Skip Navigation

Final Progress Reports: Michigan State University: Functional Nanostructures of Groundwater Remediation

Superfund Research Program

Functional Nanostructures of Groundwater Remediation

Project Leader: Thomas J. Pinnavaia
Grant Number: P42ES004911
Funding Period: 2000 - 2006

Project-Specific Links

Connect with the Grant Recipients

Visit the grantee's eNewsletter page Visit the grantee's eNewsletter page

Final Progress Reports

Year:   2004 

Dr. Pinnavaia’s work on the direct assembly of organofunctional silica mesostructures from low cost sodium silicate has been completed and published.  Up to 50% of the framework silica centers in these materials have been functionalized with mercaptopropyl groups and other organic functionalities.  On-going studies indicate that these compounds have unprecedented properties for the efficient removal of divalent mercury from ground water.  Also, recent experiments show that arsenic in both As(III) (arsenite) and As(V) (arsenate) forms can be efficiently removed from water under near – neutral pH conditions at ambient temperatures.  This is the first example of the remediation of arsenite by a mesoporous material.

Also, the team’s X-ray absorption spectroscopy studies of the mechanism of mercury(II) cation binding to mercaptopropyl-functionalized mesostructures has been completed and published.  These materials have the anhydrous formula (SiO2)1-x(LSiO1.5)x, where L is the mercaptopropyl group. Monolayer -S-Hg-OH and double layer -S-Hg-O-Hg-OH binding modes provide the best fits to the absorption data, depending on the mercury loading.

Nanoscale FeS has been tested for the removal of the oxyacid forms of arsenic. FeS effectively removes As(III) as As2S3 at low pH and as a mixed Fe-As sulfide at intermediate pH.  To extend the application of FeS to permeable reactive barriers (PRB) field application, methods to coat FeS onto quartz particles have been on-going in order to create reactive FeS surfaces that can be placed in PRB walls without reducing hydraulic conductivity.  The FeS coated quartz particles are being tested for uptake of arsenic in comparison to nanoscale FeS.

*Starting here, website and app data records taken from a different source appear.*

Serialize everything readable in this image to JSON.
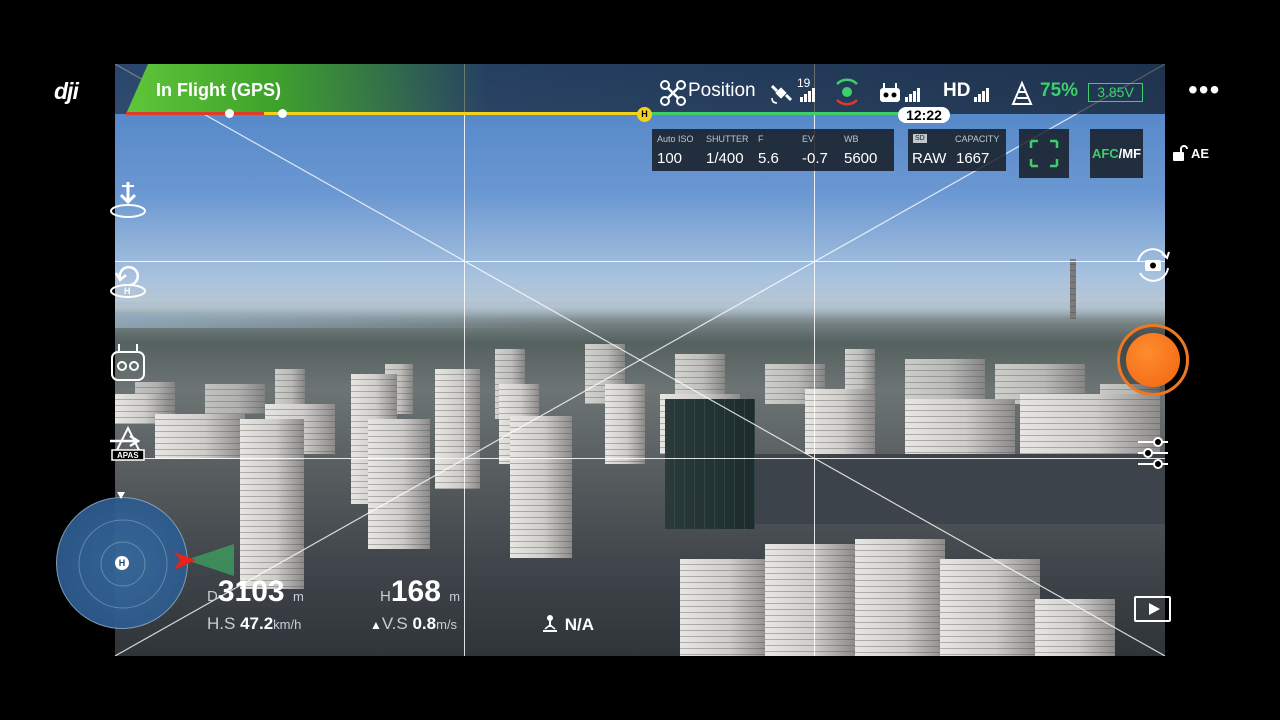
{
  "app": {
    "logo": "dji"
  },
  "status": {
    "flight_mode": "In Flight (GPS)",
    "flight_time": "12:22",
    "home_marker": "H"
  },
  "topbar": {
    "mode": "Position",
    "gps_satellites": "19",
    "remote_label": "",
    "hd_label": "HD",
    "battery_percent": "75%",
    "battery_voltage": "3.85V"
  },
  "camera_params": {
    "iso_label": "Auto ISO",
    "iso_value": "100",
    "shutter_label": "SHUTTER",
    "shutter_value": "1/400",
    "f_label": "F",
    "f_value": "5.6",
    "ev_label": "EV",
    "ev_value": "-0.7",
    "wb_label": "WB",
    "wb_value": "5600",
    "storage_badge": "SD",
    "format_value": "RAW",
    "capacity_label": "CAPACITY",
    "capacity_value": "1667"
  },
  "focus": {
    "afc": "AFC",
    "sep": "/",
    "mf": "MF"
  },
  "exposure_lock": {
    "label": "AE"
  },
  "left_tools": {
    "apas_label": "APAS"
  },
  "radar": {
    "home_marker": "H"
  },
  "telemetry": {
    "distance_label": "D",
    "distance_value": "3103",
    "distance_unit": "m",
    "height_label": "H",
    "height_value": "168",
    "height_unit": "m",
    "hspeed_label": "H.S",
    "hspeed_value": "47.2",
    "hspeed_unit": "km/h",
    "vspeed_label": "V.S",
    "vspeed_value": "0.8",
    "vspeed_unit": "m/s",
    "vision_value": "N/A"
  },
  "colors": {
    "accent_green": "#3ccf6a",
    "flight_green": "#5fc63a",
    "progress_yellow": "#f2d21b",
    "shutter_orange": "#f06512"
  }
}
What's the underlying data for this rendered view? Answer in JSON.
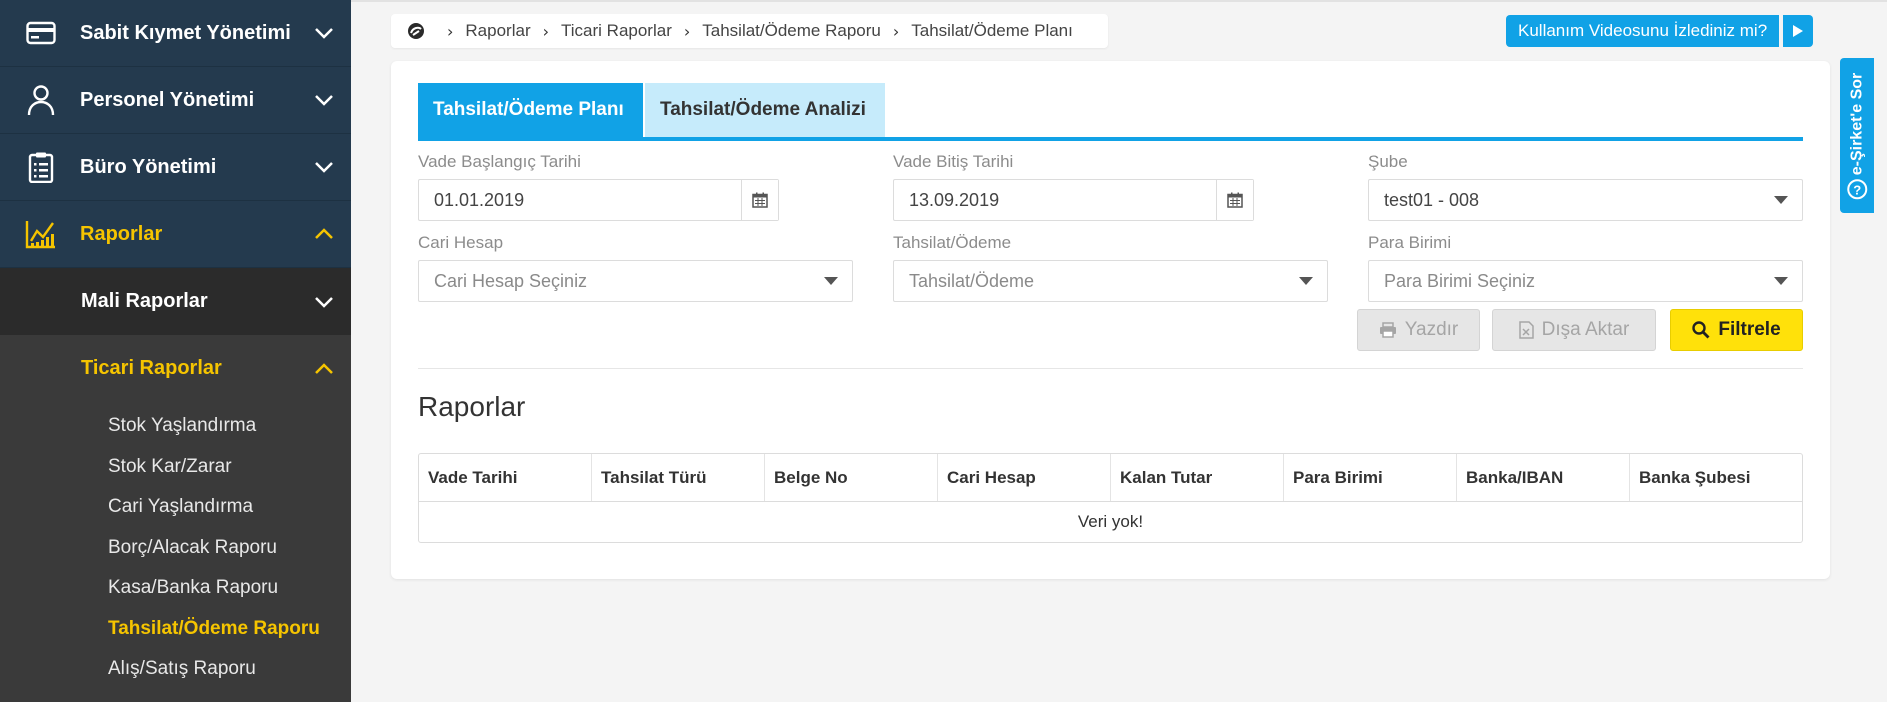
{
  "sidebar": {
    "main_items": [
      {
        "label": "Sabit Kıymet Yönetimi",
        "icon": "credit-card-icon"
      },
      {
        "label": "Personel Yönetimi",
        "icon": "person-icon"
      },
      {
        "label": "Büro Yönetimi",
        "icon": "clipboard-icon"
      },
      {
        "label": "Raporlar",
        "icon": "chart-icon"
      }
    ],
    "sub_items": [
      {
        "label": "Mali Raporlar"
      },
      {
        "label": "Ticari Raporlar"
      }
    ],
    "leaves": [
      "Stok Yaşlandırma",
      "Stok Kar/Zarar",
      "Cari Yaşlandırma",
      "Borç/Alacak Raporu",
      "Kasa/Banka Raporu",
      "Tahsilat/Ödeme Raporu",
      "Alış/Satış Raporu"
    ],
    "active_color": "#f5c400",
    "background": "#243a4e"
  },
  "breadcrumb": {
    "home_icon": "home-icon",
    "items": [
      "Raporlar",
      "Ticari Raporlar",
      "Tahsilat/Ödeme Raporu",
      "Tahsilat/Ödeme Planı"
    ]
  },
  "video_button": {
    "label": "Kullanım Videosunu İzlediniz mi?",
    "icon": "play-icon"
  },
  "side_tab": {
    "label": "e-Şirket'e Sor",
    "icon": "question-icon"
  },
  "tabs": [
    {
      "label": "Tahsilat/Ödeme Planı",
      "active": true
    },
    {
      "label": "Tahsilat/Ödeme Analizi",
      "active": false
    }
  ],
  "filters": {
    "vade_baslangic": {
      "label": "Vade Başlangıç Tarihi",
      "value": "01.01.2019"
    },
    "vade_bitis": {
      "label": "Vade Bitiş Tarihi",
      "value": "13.09.2019"
    },
    "sube": {
      "label": "Şube",
      "value": "test01 - 008"
    },
    "cari_hesap": {
      "label": "Cari Hesap",
      "placeholder": "Cari Hesap Seçiniz"
    },
    "tahsilat_odeme": {
      "label": "Tahsilat/Ödeme",
      "placeholder": "Tahsilat/Ödeme"
    },
    "para_birimi": {
      "label": "Para Birimi",
      "placeholder": "Para Birimi Seçiniz"
    }
  },
  "buttons": {
    "print": "Yazdır",
    "export": "Dışa Aktar",
    "filter": "Filtrele"
  },
  "reports": {
    "title": "Raporlar",
    "columns": [
      "Vade Tarihi",
      "Tahsilat Türü",
      "Belge No",
      "Cari Hesap",
      "Kalan Tutar",
      "Para Birimi",
      "Banka/IBAN",
      "Banka Şubesi"
    ],
    "empty_text": "Veri yok!"
  },
  "colors": {
    "accent": "#11a2e6",
    "primary_button": "#ffe10a"
  }
}
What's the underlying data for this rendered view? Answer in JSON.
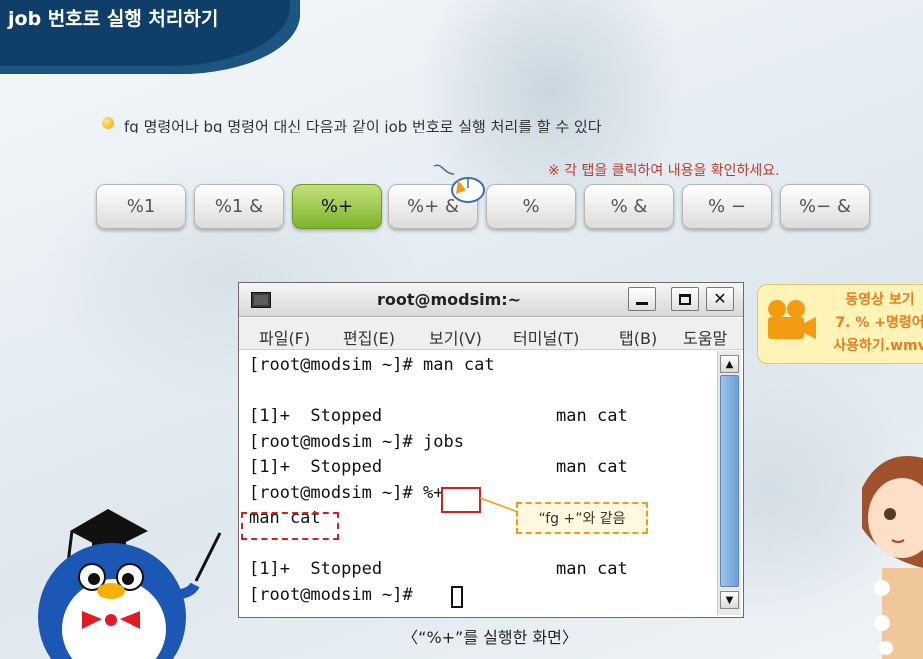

XAS characterization of Cd and Hg sorption by nanoscale FeS has also continued during the current year.  Characterization of nanoscale FeS by a variety of surface area measurement techniques has been undertaken in the current year.  The team’s sorption studies suggest that FeS is made up of extremely small particles with a high surface area. Surface area estimates by BET gas adsorption SEM, TEM, and X-ray diffraction vary significantly.  This variation is due, in part, to particle aggregation during the freeze-drying of FeS prior to surface area measurement or microscopic characterization.  To overcome the particle aggregation effects, Ethylene Glycol Monoethyl Ether (EGME) method and Photon Correlation Spectroscopy (PCS) have been used to measure the FeS surface area and particle size.  Based on PCS the researchers have confirmed that FeS nanoscale particles form initially with particle size on the order of 4 to 15 nm but grow up to 180 nm aggregates under the experimental conditions.  The total surface area of FeS as measured by EGME has been found to be 1,086 m2/g with the interlayer area estimated to be 880 m2/g and the external area of 206 m2/g based on crystallographic data for mackinawite.  These results indicate that the high reactivity of FeS is in part related to its extremely high surface area.

The presence of metals may impact the reductive dechlorination of chlorinated hydrocarbons by reduced iron sulfide.  Fe(II), Co(II), Ni(II), and Hg(II) were found to have a significant impact on hexachloroethylene (HCA) dechlorination.  Chlorinated ethylenes are of much greater concern and importance at mixed waste sites.  The researchers have been investigating the ability of FeS nanoparticles to reductively dechlorinate trichloroethylene (TCE) and tetrachloroethylene (PCE) in the presence of transition metals (Cd, Hg, Ni, and Co). Similar to the reductive dechlorination of HCA, the rate increase of PCE dechlorination in systems containing Co(II) and Hg(II) and TCE dechlorination containing Co(II) can be attributed to formation of a more reactive mixed metal sulfide phases.  Other metals resulted in decreased rates from the formation of non reactive mixed metal sulfide phases or inactive iron oxide coatings on FeS.  The implications of these results are that when metal concentrations are sufficiently high, reductive dechlorination in FeS systems is usually impeded, the exception being when Co is present, in which case the reactivity can increase dramatically.  The unusual reactivity of mixed CoS-FeS systems is under further investigation.

to Top